*WHAT IS NEEDED*: Repeat every record exactly, but omit the images.
•••
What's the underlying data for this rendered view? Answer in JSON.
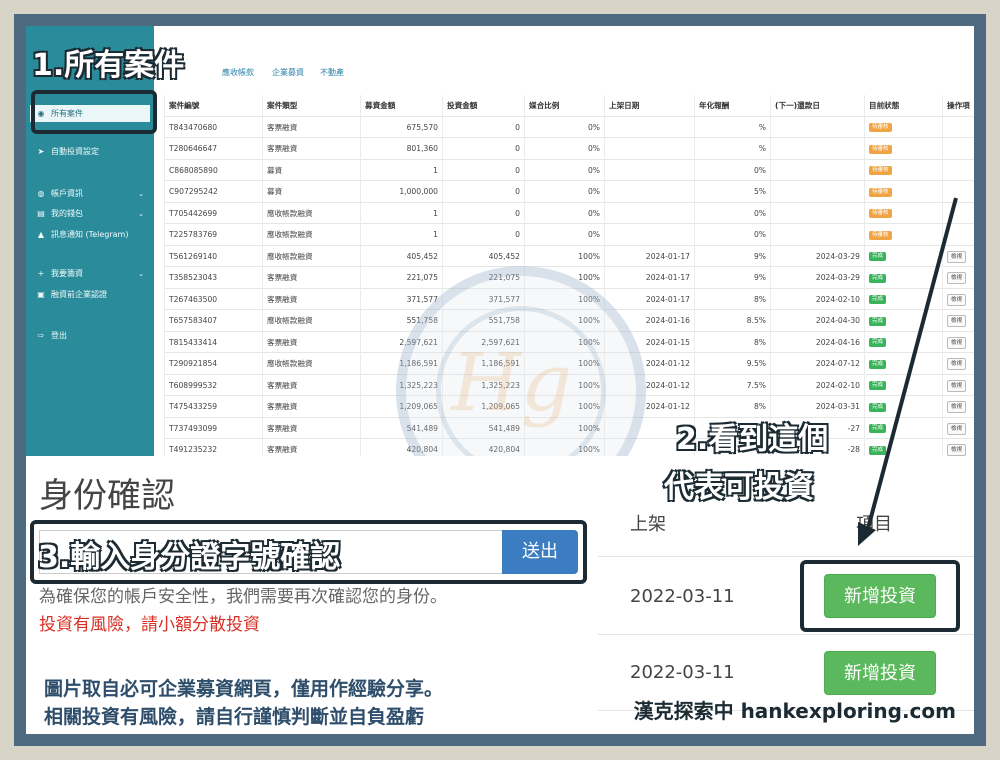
{
  "sidebar": {
    "items": [
      {
        "label": "所有案件",
        "icon": "users-icon"
      },
      {
        "label": "自動投資設定",
        "icon": "rocket-icon"
      },
      {
        "label": "帳戶資訊",
        "icon": "globe-icon"
      },
      {
        "label": "我的錢包",
        "icon": "wallet-icon"
      },
      {
        "label": "訊息通知 (Telegram)",
        "icon": "bell-icon"
      },
      {
        "label": "我要籌資",
        "icon": "plus-icon"
      },
      {
        "label": "融資前企業認證",
        "icon": "id-card-icon"
      },
      {
        "label": "登出",
        "icon": "logout-icon"
      }
    ]
  },
  "topbar": {
    "tabs": [
      "應收帳款",
      "企業募資",
      "不動產"
    ]
  },
  "table": {
    "headers": [
      "案件編號",
      "案件類型",
      "募資金額",
      "投資金額",
      "媒合比例",
      "上架日期",
      "年化報酬",
      "(下一)還款日",
      "目前狀態",
      "操作項"
    ],
    "rows": [
      [
        "T843470680",
        "客票融資",
        "675,570",
        "0",
        "0%",
        "",
        "%",
        "",
        "待審核",
        ""
      ],
      [
        "T280646647",
        "客票融資",
        "801,360",
        "0",
        "0%",
        "",
        "%",
        "",
        "待審核",
        ""
      ],
      [
        "C868085890",
        "募資",
        "1",
        "0",
        "0%",
        "",
        "0%",
        "",
        "待審核",
        ""
      ],
      [
        "C907295242",
        "募資",
        "1,000,000",
        "0",
        "0%",
        "",
        "5%",
        "",
        "待審核",
        ""
      ],
      [
        "T705442699",
        "應收帳款融資",
        "1",
        "0",
        "0%",
        "",
        "0%",
        "",
        "待審核",
        ""
      ],
      [
        "T225783769",
        "應收帳款融資",
        "1",
        "0",
        "0%",
        "",
        "0%",
        "",
        "待審核",
        ""
      ],
      [
        "T561269140",
        "應收帳款融資",
        "405,452",
        "405,452",
        "100%",
        "2024-01-17",
        "9%",
        "2024-03-29",
        "完成",
        "檢視"
      ],
      [
        "T358523043",
        "客票融資",
        "221,075",
        "221,075",
        "100%",
        "2024-01-17",
        "9%",
        "2024-03-29",
        "完成",
        "檢視"
      ],
      [
        "T267463500",
        "客票融資",
        "371,577",
        "371,577",
        "100%",
        "2024-01-17",
        "8%",
        "2024-02-10",
        "完成",
        "檢視"
      ],
      [
        "T657583407",
        "應收帳款融資",
        "551,758",
        "551,758",
        "100%",
        "2024-01-16",
        "8.5%",
        "2024-04-30",
        "完成",
        "檢視"
      ],
      [
        "T815433414",
        "客票融資",
        "2,597,621",
        "2,597,621",
        "100%",
        "2024-01-15",
        "8%",
        "2024-04-16",
        "完成",
        "檢視"
      ],
      [
        "T290921854",
        "應收帳款融資",
        "1,186,591",
        "1,186,591",
        "100%",
        "2024-01-12",
        "9.5%",
        "2024-07-12",
        "完成",
        "檢視"
      ],
      [
        "T608999532",
        "客票融資",
        "1,325,223",
        "1,325,223",
        "100%",
        "2024-01-12",
        "7.5%",
        "2024-02-10",
        "完成",
        "檢視"
      ],
      [
        "T475433259",
        "客票融資",
        "1,209,065",
        "1,209,065",
        "100%",
        "2024-01-12",
        "8%",
        "2024-03-31",
        "完成",
        "檢視"
      ],
      [
        "T737493099",
        "客票融資",
        "541,489",
        "541,489",
        "100%",
        "2",
        "",
        "-27",
        "完成",
        "檢視"
      ],
      [
        "T491235232",
        "客票融資",
        "420,804",
        "420,804",
        "100%",
        "",
        "",
        "-28",
        "完成",
        "檢視"
      ]
    ]
  },
  "annotations": {
    "step1": "1.所有案件",
    "step2_line1": "2.看到這個",
    "step2_line2": "代表可投資",
    "step3": "3.輸入身分證字號確認"
  },
  "identity": {
    "title": "身份確認",
    "submit_label": "送出",
    "notice": "為確保您的帳戶安全性，我們需要再次確認您的身份。",
    "risk_warning": "投資有風險，請小額分散投資"
  },
  "invest_panel": {
    "header_left": "上架",
    "header_right": "項目",
    "rows": [
      {
        "date": "2022-03-11",
        "button": "新增投資"
      },
      {
        "date": "2022-03-11",
        "button": "新增投資"
      }
    ]
  },
  "footer": {
    "line1": "圖片取自必可企業募資網頁，僅用作經驗分享。",
    "line2": "相關投資有風險，請自行謹慎判斷並自負盈虧",
    "credit": "漢克探索中 hankexploring.com"
  },
  "colors": {
    "sidebar": "#2a8b9a",
    "frame": "#4d6a80",
    "badge_pending": "#f0a545",
    "badge_done": "#3bb35a",
    "invest_button": "#5cb85c",
    "submit_button": "#3b7dc0",
    "risk_text": "#d93025"
  }
}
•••
*EXPECTED OUTPUT*:
What's the underlying data for this rendered view? Answer in JSON.
{
  "sidebar": {
    "items": [
      {
        "label": "所有案件",
        "icon": "users-icon"
      },
      {
        "label": "自動投資設定",
        "icon": "rocket-icon"
      },
      {
        "label": "帳戶資訊",
        "icon": "globe-icon"
      },
      {
        "label": "我的錢包",
        "icon": "wallet-icon"
      },
      {
        "label": "訊息通知 (Telegram)",
        "icon": "bell-icon"
      },
      {
        "label": "我要籌資",
        "icon": "plus-icon"
      },
      {
        "label": "融資前企業認證",
        "icon": "id-card-icon"
      },
      {
        "label": "登出",
        "icon": "logout-icon"
      }
    ]
  },
  "topbar": {
    "tabs": [
      "應收帳款",
      "企業募資",
      "不動產"
    ]
  },
  "table": {
    "headers": [
      "案件編號",
      "案件類型",
      "募資金額",
      "投資金額",
      "媒合比例",
      "上架日期",
      "年化報酬",
      "(下一)還款日",
      "目前狀態",
      "操作項"
    ],
    "rows": [
      [
        "T843470680",
        "客票融資",
        "675,570",
        "0",
        "0%",
        "",
        "%",
        "",
        "待審核",
        ""
      ],
      [
        "T280646647",
        "客票融資",
        "801,360",
        "0",
        "0%",
        "",
        "%",
        "",
        "待審核",
        ""
      ],
      [
        "C868085890",
        "募資",
        "1",
        "0",
        "0%",
        "",
        "0%",
        "",
        "待審核",
        ""
      ],
      [
        "C907295242",
        "募資",
        "1,000,000",
        "0",
        "0%",
        "",
        "5%",
        "",
        "待審核",
        ""
      ],
      [
        "T705442699",
        "應收帳款融資",
        "1",
        "0",
        "0%",
        "",
        "0%",
        "",
        "待審核",
        ""
      ],
      [
        "T225783769",
        "應收帳款融資",
        "1",
        "0",
        "0%",
        "",
        "0%",
        "",
        "待審核",
        ""
      ],
      [
        "T561269140",
        "應收帳款融資",
        "405,452",
        "405,452",
        "100%",
        "2024-01-17",
        "9%",
        "2024-03-29",
        "完成",
        "檢視"
      ],
      [
        "T358523043",
        "客票融資",
        "221,075",
        "221,075",
        "100%",
        "2024-01-17",
        "9%",
        "2024-03-29",
        "完成",
        "檢視"
      ],
      [
        "T267463500",
        "客票融資",
        "371,577",
        "371,577",
        "100%",
        "2024-01-17",
        "8%",
        "2024-02-10",
        "完成",
        "檢視"
      ],
      [
        "T657583407",
        "應收帳款融資",
        "551,758",
        "551,758",
        "100%",
        "2024-01-16",
        "8.5%",
        "2024-04-30",
        "完成",
        "檢視"
      ],
      [
        "T815433414",
        "客票融資",
        "2,597,621",
        "2,597,621",
        "100%",
        "2024-01-15",
        "8%",
        "2024-04-16",
        "完成",
        "檢視"
      ],
      [
        "T290921854",
        "應收帳款融資",
        "1,186,591",
        "1,186,591",
        "100%",
        "2024-01-12",
        "9.5%",
        "2024-07-12",
        "完成",
        "檢視"
      ],
      [
        "T608999532",
        "客票融資",
        "1,325,223",
        "1,325,223",
        "100%",
        "2024-01-12",
        "7.5%",
        "2024-02-10",
        "完成",
        "檢視"
      ],
      [
        "T475433259",
        "客票融資",
        "1,209,065",
        "1,209,065",
        "100%",
        "2024-01-12",
        "8%",
        "2024-03-31",
        "完成",
        "檢視"
      ],
      [
        "T737493099",
        "客票融資",
        "541,489",
        "541,489",
        "100%",
        "2",
        "",
        "-27",
        "完成",
        "檢視"
      ],
      [
        "T491235232",
        "客票融資",
        "420,804",
        "420,804",
        "100%",
        "",
        "",
        "-28",
        "完成",
        "檢視"
      ]
    ]
  },
  "annotations": {
    "step1": "1.所有案件",
    "step2_line1": "2.看到這個",
    "step2_line2": "代表可投資",
    "step3": "3.輸入身分證字號確認"
  },
  "identity": {
    "title": "身份確認",
    "submit_label": "送出",
    "notice": "為確保您的帳戶安全性，我們需要再次確認您的身份。",
    "risk_warning": "投資有風險，請小額分散投資"
  },
  "invest_panel": {
    "header_left": "上架",
    "header_right": "項目",
    "rows": [
      {
        "date": "2022-03-11",
        "button": "新增投資"
      },
      {
        "date": "2022-03-11",
        "button": "新增投資"
      }
    ]
  },
  "footer": {
    "line1": "圖片取自必可企業募資網頁，僅用作經驗分享。",
    "line2": "相關投資有風險，請自行謹慎判斷並自負盈虧",
    "credit": "漢克探索中 hankexploring.com"
  },
  "colors": {
    "sidebar": "#2a8b9a",
    "frame": "#4d6a80",
    "badge_pending": "#f0a545",
    "badge_done": "#3bb35a",
    "invest_button": "#5cb85c",
    "submit_button": "#3b7dc0",
    "risk_text": "#d93025"
  }
}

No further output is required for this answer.